RECORDS TO PROCESS:
───
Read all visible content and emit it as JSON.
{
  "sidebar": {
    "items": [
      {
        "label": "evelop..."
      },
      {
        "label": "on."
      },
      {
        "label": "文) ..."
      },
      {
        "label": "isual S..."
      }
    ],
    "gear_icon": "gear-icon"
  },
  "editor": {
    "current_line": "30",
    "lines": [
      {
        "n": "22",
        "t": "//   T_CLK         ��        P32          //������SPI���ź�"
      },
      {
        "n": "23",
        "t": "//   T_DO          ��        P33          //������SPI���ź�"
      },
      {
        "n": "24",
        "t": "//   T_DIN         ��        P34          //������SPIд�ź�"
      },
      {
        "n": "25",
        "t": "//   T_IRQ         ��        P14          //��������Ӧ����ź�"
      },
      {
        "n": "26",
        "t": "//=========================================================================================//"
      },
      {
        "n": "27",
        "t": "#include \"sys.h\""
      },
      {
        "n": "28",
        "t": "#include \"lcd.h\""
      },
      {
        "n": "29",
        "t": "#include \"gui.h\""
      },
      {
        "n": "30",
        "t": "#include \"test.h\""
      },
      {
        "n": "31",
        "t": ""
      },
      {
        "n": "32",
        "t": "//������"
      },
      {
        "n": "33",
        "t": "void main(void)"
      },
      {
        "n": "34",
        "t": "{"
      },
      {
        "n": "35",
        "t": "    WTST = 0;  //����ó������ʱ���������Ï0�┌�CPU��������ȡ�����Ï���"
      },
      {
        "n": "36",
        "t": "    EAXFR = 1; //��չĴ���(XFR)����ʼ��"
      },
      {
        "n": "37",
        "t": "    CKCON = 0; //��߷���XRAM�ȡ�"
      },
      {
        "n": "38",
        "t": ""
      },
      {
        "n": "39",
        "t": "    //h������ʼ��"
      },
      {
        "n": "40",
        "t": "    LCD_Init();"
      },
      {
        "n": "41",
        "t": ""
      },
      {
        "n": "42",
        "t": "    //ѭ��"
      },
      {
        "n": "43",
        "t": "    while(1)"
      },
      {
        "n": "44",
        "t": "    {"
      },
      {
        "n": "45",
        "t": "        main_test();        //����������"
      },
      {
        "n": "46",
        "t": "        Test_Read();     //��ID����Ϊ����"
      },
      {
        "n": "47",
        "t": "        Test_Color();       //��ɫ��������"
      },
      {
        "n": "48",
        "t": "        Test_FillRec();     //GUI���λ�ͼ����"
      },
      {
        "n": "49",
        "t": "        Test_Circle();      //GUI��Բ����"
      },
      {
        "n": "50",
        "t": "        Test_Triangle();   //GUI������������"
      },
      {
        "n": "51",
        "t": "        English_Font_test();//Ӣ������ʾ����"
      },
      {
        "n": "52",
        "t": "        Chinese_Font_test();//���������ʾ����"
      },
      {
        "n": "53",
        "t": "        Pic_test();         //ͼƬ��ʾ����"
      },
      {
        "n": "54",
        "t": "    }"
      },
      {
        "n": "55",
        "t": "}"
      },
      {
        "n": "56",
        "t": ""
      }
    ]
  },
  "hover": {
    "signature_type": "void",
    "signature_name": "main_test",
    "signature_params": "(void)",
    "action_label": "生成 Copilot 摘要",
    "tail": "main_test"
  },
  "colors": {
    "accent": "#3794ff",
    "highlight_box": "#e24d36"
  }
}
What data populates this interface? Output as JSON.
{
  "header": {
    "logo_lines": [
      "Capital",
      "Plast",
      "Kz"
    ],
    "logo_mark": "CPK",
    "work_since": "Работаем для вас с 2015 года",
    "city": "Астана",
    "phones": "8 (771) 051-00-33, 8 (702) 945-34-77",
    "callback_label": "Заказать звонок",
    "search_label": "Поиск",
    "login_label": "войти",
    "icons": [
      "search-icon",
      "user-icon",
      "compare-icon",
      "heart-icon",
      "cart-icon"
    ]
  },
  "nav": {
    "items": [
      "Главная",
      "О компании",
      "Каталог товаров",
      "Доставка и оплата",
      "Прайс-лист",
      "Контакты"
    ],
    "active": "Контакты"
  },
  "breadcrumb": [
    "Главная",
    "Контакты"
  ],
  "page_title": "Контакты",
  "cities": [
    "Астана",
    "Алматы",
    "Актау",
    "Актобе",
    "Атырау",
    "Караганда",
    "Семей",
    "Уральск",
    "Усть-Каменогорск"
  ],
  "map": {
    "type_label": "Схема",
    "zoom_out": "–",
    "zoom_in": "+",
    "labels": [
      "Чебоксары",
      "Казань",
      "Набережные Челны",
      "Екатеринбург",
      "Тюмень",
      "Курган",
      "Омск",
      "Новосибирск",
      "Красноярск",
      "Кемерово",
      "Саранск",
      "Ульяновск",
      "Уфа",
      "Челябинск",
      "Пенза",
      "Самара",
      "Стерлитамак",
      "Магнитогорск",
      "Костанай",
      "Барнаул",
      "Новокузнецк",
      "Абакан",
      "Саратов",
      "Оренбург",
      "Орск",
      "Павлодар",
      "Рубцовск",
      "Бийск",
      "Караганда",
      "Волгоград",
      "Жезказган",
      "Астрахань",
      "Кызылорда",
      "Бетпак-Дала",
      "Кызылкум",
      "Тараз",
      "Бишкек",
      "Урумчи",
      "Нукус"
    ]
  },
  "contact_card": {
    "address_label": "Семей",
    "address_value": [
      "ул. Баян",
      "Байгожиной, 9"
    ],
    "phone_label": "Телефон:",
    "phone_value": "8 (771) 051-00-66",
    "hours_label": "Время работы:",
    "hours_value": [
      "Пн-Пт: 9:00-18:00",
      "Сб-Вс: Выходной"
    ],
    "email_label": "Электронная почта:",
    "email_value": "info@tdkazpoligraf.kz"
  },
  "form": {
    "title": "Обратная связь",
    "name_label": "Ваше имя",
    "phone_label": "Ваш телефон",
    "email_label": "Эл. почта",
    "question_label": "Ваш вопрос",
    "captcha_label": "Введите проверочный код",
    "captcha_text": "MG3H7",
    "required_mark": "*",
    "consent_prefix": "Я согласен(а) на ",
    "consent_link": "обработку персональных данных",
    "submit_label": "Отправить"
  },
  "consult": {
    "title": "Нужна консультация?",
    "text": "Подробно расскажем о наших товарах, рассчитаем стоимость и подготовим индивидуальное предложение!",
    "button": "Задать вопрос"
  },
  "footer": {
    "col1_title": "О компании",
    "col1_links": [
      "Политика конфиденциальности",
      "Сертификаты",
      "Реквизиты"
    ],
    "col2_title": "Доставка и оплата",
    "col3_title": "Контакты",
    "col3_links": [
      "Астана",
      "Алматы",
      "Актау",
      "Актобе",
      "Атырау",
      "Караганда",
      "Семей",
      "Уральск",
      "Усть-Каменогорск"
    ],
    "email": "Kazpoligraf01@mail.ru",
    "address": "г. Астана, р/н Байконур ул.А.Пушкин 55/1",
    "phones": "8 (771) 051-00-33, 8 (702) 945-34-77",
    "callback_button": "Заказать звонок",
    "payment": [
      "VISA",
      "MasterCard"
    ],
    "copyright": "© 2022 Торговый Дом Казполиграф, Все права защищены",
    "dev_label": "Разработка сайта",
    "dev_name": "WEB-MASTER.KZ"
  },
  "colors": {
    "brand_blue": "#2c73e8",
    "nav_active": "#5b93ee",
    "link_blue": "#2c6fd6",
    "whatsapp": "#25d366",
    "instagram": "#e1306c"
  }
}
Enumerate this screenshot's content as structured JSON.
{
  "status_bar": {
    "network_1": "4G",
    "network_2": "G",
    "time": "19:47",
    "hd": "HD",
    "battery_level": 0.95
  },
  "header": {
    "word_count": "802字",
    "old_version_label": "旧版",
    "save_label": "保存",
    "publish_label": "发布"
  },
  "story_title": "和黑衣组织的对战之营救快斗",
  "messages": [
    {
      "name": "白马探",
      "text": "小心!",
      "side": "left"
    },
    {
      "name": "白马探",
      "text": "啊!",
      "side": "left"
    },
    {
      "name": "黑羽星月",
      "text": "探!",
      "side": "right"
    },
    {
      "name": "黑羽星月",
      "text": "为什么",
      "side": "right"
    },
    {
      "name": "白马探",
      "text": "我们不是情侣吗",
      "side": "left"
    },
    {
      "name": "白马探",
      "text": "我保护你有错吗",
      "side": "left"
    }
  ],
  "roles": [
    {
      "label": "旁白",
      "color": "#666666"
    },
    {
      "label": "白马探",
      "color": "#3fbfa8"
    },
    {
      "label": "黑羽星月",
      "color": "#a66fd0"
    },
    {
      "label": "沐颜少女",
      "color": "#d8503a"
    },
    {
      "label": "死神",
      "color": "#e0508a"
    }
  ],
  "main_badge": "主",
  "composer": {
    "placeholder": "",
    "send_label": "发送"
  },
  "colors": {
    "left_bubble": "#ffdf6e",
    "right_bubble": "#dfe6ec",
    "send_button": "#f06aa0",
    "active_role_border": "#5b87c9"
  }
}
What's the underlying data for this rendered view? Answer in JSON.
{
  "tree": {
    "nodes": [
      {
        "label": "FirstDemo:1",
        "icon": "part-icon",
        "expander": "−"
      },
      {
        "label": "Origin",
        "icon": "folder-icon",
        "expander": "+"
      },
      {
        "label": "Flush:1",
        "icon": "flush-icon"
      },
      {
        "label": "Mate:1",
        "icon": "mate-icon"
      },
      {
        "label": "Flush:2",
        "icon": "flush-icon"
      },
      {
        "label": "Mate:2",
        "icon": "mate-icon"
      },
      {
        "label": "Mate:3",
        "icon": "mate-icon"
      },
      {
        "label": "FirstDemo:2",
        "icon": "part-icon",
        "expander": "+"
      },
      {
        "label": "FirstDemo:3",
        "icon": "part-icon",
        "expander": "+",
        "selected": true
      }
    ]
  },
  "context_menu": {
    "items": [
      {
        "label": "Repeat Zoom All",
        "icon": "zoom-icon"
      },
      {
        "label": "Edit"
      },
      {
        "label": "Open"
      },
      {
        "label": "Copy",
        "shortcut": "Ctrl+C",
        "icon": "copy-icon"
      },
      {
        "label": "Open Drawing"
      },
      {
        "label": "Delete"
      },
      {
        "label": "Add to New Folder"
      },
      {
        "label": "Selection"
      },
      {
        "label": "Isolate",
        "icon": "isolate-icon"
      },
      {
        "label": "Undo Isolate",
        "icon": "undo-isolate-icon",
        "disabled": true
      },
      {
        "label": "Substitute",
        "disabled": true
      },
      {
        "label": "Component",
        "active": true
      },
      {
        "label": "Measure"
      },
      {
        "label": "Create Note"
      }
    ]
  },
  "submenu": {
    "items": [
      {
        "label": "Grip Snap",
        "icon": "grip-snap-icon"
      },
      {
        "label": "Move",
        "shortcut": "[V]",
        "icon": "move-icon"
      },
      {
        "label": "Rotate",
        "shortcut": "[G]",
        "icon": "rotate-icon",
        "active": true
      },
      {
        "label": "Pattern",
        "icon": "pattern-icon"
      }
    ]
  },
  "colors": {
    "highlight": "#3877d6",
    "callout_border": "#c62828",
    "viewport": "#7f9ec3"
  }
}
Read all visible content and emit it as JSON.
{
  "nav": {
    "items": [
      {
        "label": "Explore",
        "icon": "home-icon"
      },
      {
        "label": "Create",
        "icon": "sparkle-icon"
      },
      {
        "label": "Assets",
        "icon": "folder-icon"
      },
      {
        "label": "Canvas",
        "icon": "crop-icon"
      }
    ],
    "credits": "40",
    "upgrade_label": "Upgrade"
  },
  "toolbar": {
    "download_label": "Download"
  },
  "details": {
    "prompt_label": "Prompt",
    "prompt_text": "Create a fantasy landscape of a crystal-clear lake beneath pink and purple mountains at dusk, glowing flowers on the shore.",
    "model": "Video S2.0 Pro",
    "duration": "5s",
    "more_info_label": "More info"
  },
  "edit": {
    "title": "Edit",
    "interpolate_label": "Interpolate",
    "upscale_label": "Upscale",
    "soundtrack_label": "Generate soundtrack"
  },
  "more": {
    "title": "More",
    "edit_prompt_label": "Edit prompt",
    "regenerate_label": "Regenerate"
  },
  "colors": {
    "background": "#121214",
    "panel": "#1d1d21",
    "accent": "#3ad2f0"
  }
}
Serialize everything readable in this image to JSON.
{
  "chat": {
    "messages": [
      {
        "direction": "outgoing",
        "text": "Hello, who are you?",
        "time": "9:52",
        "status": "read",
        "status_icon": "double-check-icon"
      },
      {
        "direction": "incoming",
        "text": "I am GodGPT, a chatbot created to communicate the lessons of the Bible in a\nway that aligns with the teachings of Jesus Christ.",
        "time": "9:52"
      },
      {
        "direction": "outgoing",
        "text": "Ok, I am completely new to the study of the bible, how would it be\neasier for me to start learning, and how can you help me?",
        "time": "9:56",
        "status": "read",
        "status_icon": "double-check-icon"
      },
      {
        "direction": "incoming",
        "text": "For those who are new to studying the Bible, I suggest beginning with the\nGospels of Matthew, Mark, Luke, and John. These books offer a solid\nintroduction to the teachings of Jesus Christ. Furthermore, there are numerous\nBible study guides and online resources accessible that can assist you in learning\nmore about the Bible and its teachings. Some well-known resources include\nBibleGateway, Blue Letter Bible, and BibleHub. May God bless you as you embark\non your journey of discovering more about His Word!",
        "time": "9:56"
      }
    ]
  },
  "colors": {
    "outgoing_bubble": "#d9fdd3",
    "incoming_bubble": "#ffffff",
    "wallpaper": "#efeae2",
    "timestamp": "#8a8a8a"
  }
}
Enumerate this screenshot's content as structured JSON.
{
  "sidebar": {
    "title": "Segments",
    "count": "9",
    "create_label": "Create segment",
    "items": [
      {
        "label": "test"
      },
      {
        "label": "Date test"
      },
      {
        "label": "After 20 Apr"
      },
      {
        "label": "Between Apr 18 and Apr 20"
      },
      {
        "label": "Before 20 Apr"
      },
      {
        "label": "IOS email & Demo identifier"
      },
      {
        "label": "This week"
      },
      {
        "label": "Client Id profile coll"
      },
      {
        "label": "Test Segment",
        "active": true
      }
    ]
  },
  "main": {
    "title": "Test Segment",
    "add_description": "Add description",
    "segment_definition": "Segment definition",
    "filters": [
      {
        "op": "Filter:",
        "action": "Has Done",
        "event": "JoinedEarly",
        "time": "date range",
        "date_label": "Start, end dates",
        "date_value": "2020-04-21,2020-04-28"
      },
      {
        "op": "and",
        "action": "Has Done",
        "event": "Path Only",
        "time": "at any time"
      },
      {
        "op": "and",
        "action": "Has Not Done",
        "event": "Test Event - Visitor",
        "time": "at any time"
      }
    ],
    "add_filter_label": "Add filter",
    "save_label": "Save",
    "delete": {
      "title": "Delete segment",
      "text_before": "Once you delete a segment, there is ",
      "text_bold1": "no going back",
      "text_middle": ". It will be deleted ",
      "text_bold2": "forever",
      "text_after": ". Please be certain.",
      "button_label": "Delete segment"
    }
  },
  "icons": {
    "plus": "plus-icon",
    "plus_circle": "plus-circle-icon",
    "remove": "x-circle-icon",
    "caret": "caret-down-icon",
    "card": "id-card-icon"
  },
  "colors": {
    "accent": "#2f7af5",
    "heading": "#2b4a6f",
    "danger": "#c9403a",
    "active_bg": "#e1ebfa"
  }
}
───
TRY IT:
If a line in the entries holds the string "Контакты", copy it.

COMPLETED TASK:
      "Контакты"
    "active": "Контакты"
    "Контакты"
  "page_title": "Контакты",
    "col3_title": "Контакты",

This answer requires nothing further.